- What the task requires: Each record below should be written out again exactly.

- Provided material:
===============
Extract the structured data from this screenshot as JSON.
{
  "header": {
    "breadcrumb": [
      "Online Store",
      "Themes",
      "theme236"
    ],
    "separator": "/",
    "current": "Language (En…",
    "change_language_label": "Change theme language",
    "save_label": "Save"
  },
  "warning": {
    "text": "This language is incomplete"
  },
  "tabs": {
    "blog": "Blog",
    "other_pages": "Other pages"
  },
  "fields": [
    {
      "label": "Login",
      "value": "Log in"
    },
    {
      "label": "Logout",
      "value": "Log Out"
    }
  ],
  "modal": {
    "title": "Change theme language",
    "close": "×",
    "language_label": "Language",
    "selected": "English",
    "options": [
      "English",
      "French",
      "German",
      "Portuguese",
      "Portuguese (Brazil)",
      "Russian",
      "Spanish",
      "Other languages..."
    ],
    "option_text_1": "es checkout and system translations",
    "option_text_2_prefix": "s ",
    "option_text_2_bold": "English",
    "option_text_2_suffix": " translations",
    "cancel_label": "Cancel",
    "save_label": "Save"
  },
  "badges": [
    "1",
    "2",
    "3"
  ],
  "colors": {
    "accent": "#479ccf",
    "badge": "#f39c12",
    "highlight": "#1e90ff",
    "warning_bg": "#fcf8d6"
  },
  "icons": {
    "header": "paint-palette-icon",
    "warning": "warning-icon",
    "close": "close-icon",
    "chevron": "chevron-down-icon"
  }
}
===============
- Expected answer:
Extract the structured data from this screenshot as JSON.
{
  "header": {
    "breadcrumb": [
      "Online Store",
      "Themes",
      "theme236"
    ],
    "separator": "/",
    "current": "Language (En…",
    "change_language_label": "Change theme language",
    "save_label": "Save"
  },
  "warning": {
    "text": "This language is incomplete"
  },
  "tabs": {
    "blog": "Blog",
    "other_pages": "Other pages"
  },
  "fields": [
    {
      "label": "Login",
      "value": "Log in"
    },
    {
      "label": "Logout",
      "value": "Log Out"
    }
  ],
  "modal": {
    "title": "Change theme language",
    "close": "×",
    "language_label": "Language",
    "selected": "English",
    "options": [
      "English",
      "French",
      "German",
      "Portuguese",
      "Portuguese (Brazil)",
      "Russian",
      "Spanish",
      "Other languages..."
    ],
    "option_text_1": "es checkout and system translations",
    "option_text_2_prefix": "s ",
    "option_text_2_bold": "English",
    "option_text_2_suffix": " translations",
    "cancel_label": "Cancel",
    "save_label": "Save"
  },
  "badges": [
    "1",
    "2",
    "3"
  ],
  "colors": {
    "accent": "#479ccf",
    "badge": "#f39c12",
    "highlight": "#1e90ff",
    "warning_bg": "#fcf8d6"
  },
  "icons": {
    "header": "paint-palette-icon",
    "warning": "warning-icon",
    "close": "close-icon",
    "chevron": "chevron-down-icon"
  }
}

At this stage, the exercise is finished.